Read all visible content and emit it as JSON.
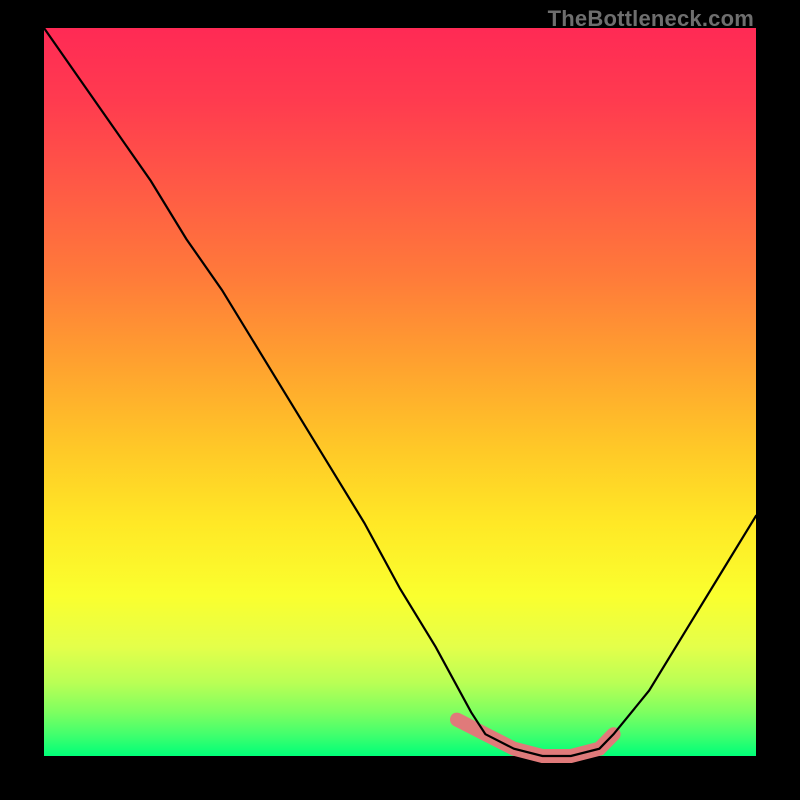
{
  "watermark": "TheBottleneck.com",
  "chart_data": {
    "type": "line",
    "title": "",
    "xlabel": "",
    "ylabel": "",
    "xlim": [
      0,
      100
    ],
    "ylim": [
      0,
      100
    ],
    "series": [
      {
        "name": "curve",
        "x": [
          0,
          5,
          10,
          15,
          20,
          25,
          30,
          35,
          40,
          45,
          50,
          55,
          60,
          62,
          66,
          70,
          74,
          78,
          80,
          85,
          90,
          95,
          100
        ],
        "values": [
          100,
          93,
          86,
          79,
          71,
          64,
          56,
          48,
          40,
          32,
          23,
          15,
          6,
          3,
          1,
          0,
          0,
          1,
          3,
          9,
          17,
          25,
          33
        ]
      }
    ],
    "highlight_segment": {
      "name": "salmon-band",
      "x": [
        58,
        62,
        66,
        70,
        74,
        78,
        80
      ],
      "values": [
        5,
        3,
        1,
        0,
        0,
        1,
        3
      ]
    },
    "colors": {
      "curve": "#000000",
      "highlight": "#e07a7a",
      "background_top": "#ff2a55",
      "background_bottom": "#00ff78"
    }
  }
}
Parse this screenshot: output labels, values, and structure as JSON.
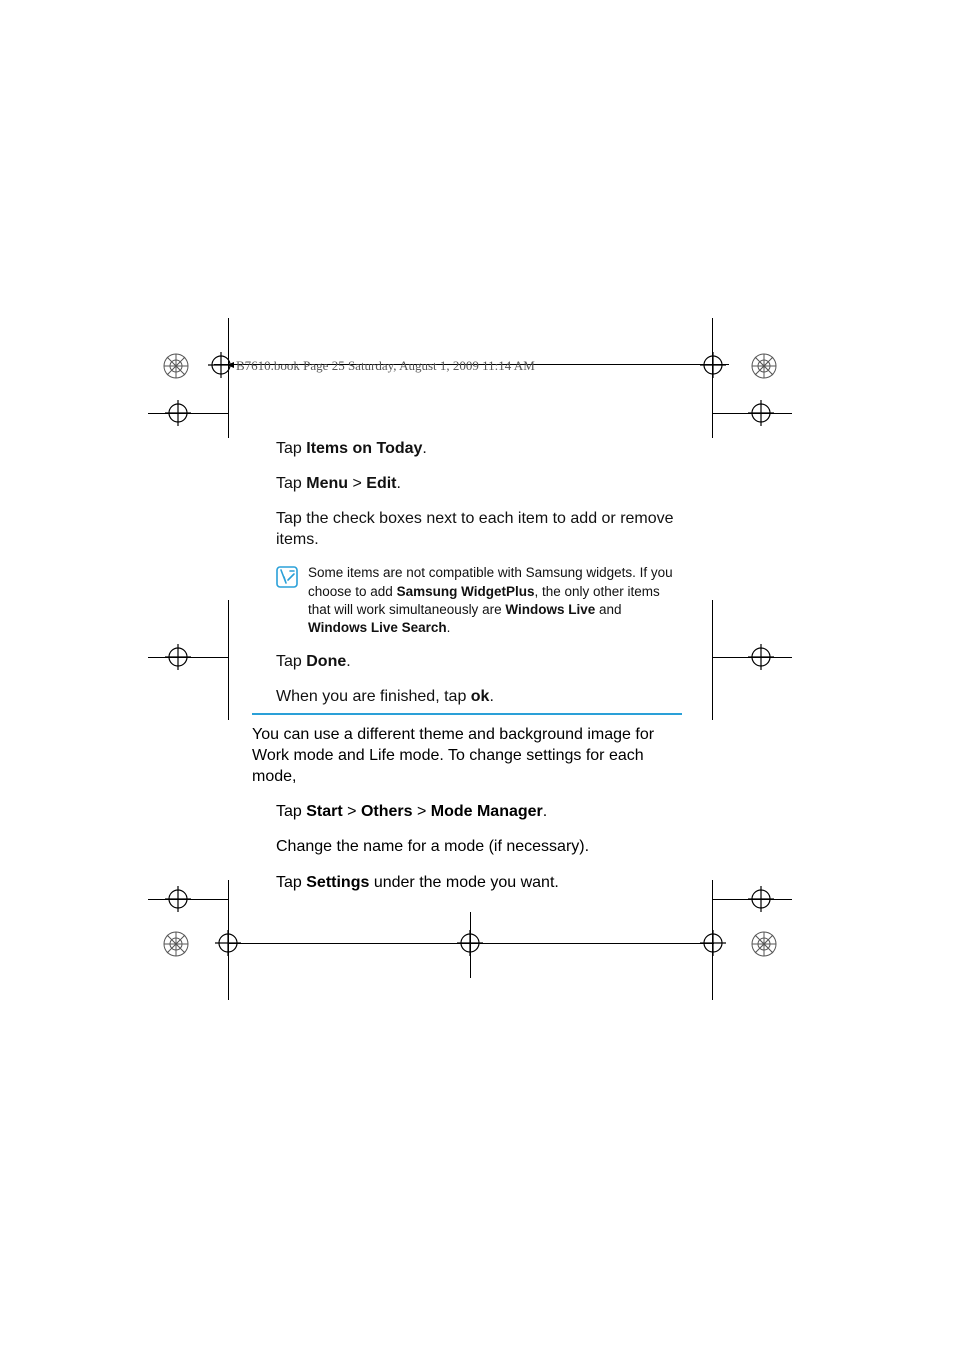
{
  "header": {
    "line": "B7610.book  Page 25  Saturday, August 1, 2009  11:14 AM"
  },
  "block1": {
    "s1_pre": "Tap ",
    "s1_b1": "Items on Today",
    "s1_post": ".",
    "s2_pre": "Tap ",
    "s2_b1": "Menu",
    "s2_mid": " > ",
    "s2_b2": "Edit",
    "s2_post": ".",
    "s3": "Tap the check boxes next to each item to add or remove items.",
    "note_t1": "Some items are not compatible with Samsung widgets. If you choose to add ",
    "note_b1": "Samsung WidgetPlus",
    "note_t2": ", the only other items that will work simultaneously are ",
    "note_b2": "Windows Live",
    "note_t3": " and ",
    "note_b3": "Windows Live Search",
    "note_t4": ".",
    "s4_pre": "Tap ",
    "s4_b1": "Done",
    "s4_post": ".",
    "s5_pre": "When you are finished, tap ",
    "s5_b1": "ok",
    "s5_post": "."
  },
  "block2": {
    "intro": "You can use a different theme and background image for Work mode and Life mode. To change settings for each mode,",
    "s1_pre": "Tap ",
    "s1_b1": "Start",
    "s1_m1": " > ",
    "s1_b2": "Others",
    "s1_m2": " > ",
    "s1_b3": "Mode Manager",
    "s1_post": ".",
    "s2": "Change the name for a mode (if necessary).",
    "s3_pre": "Tap ",
    "s3_b1": "Settings",
    "s3_post": " under the mode you want."
  }
}
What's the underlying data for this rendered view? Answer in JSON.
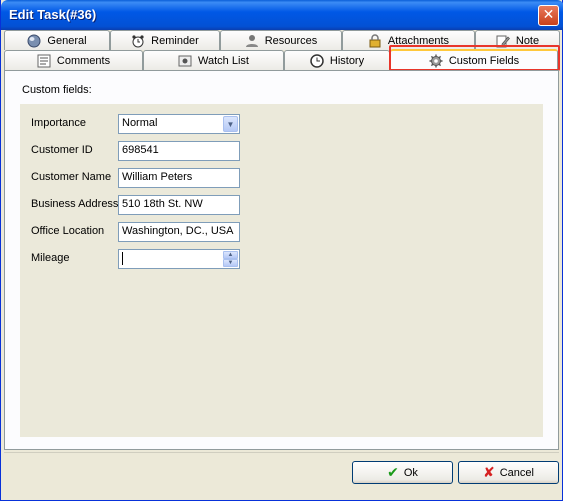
{
  "window": {
    "title": "Edit Task(#36)"
  },
  "tabs_row1": [
    {
      "label": "General",
      "icon": "globe-icon"
    },
    {
      "label": "Reminder",
      "icon": "alarm-clock-icon"
    },
    {
      "label": "Resources",
      "icon": "user-icon"
    },
    {
      "label": "Attachments",
      "icon": "lock-icon"
    },
    {
      "label": "Note",
      "icon": "pencil-icon"
    }
  ],
  "tabs_row2": [
    {
      "label": "Comments",
      "icon": "comments-icon"
    },
    {
      "label": "Watch List",
      "icon": "watchlist-icon"
    },
    {
      "label": "History",
      "icon": "clock-icon"
    },
    {
      "label": "Custom Fields",
      "icon": "gear-icon",
      "active": true
    }
  ],
  "panel": {
    "label": "Custom fields:",
    "fields": [
      {
        "label": "Importance",
        "value": "Normal",
        "type": "dropdown"
      },
      {
        "label": "Customer ID",
        "value": "698541",
        "type": "text"
      },
      {
        "label": "Customer Name",
        "value": "William Peters",
        "type": "text"
      },
      {
        "label": "Business Address",
        "value": "510 18th St. NW",
        "type": "text"
      },
      {
        "label": "Office Location",
        "value": "Washington, DC., USA",
        "type": "text"
      },
      {
        "label": "Mileage",
        "value": "",
        "type": "spinner"
      }
    ]
  },
  "buttons": {
    "ok": "Ok",
    "cancel": "Cancel"
  },
  "colors": {
    "highlight": "#e8352a",
    "title_bar": "#0058e6"
  }
}
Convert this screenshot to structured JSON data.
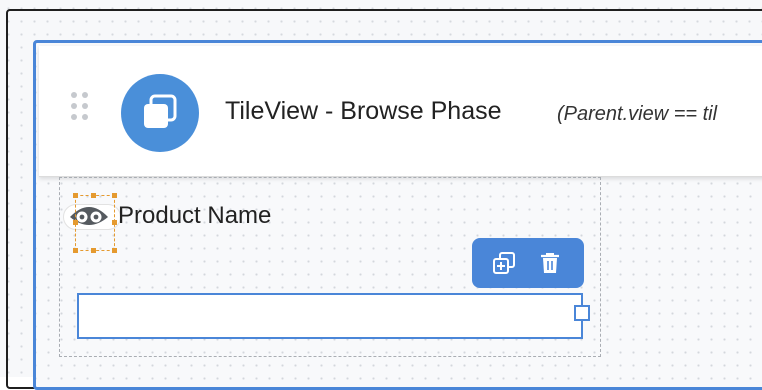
{
  "component": {
    "title": "TileView - Browse Phase",
    "condition": "(Parent.view == til",
    "icon": "layers-icon"
  },
  "field": {
    "label": "Product Name",
    "visibility_icon": "eye-icon"
  },
  "actions": {
    "duplicate_icon": "duplicate-icon",
    "delete_icon": "trash-icon"
  },
  "colors": {
    "accent": "#4a86d8",
    "selection": "#e59a2f"
  }
}
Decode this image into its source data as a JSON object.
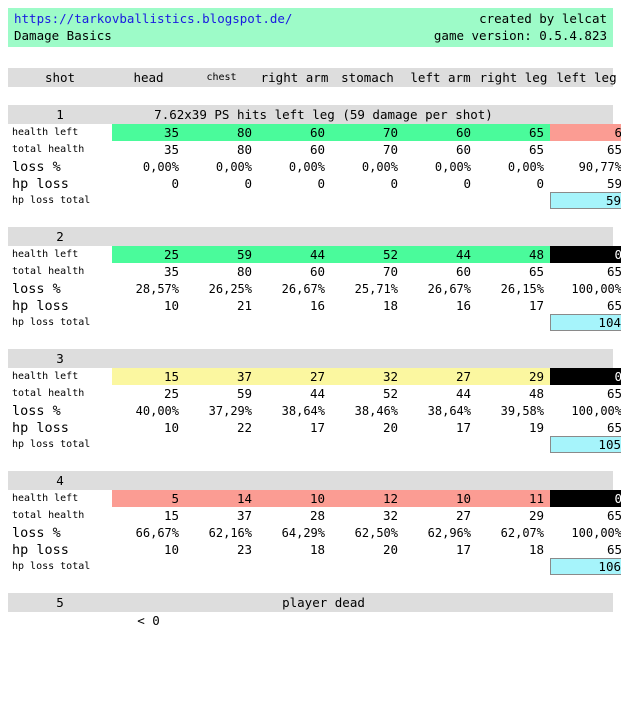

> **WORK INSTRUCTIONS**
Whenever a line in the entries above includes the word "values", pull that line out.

> **FINISHED TASK**
        "values": [
      "values": [
Parse this screenshot: output labels, values, and structure as JSON.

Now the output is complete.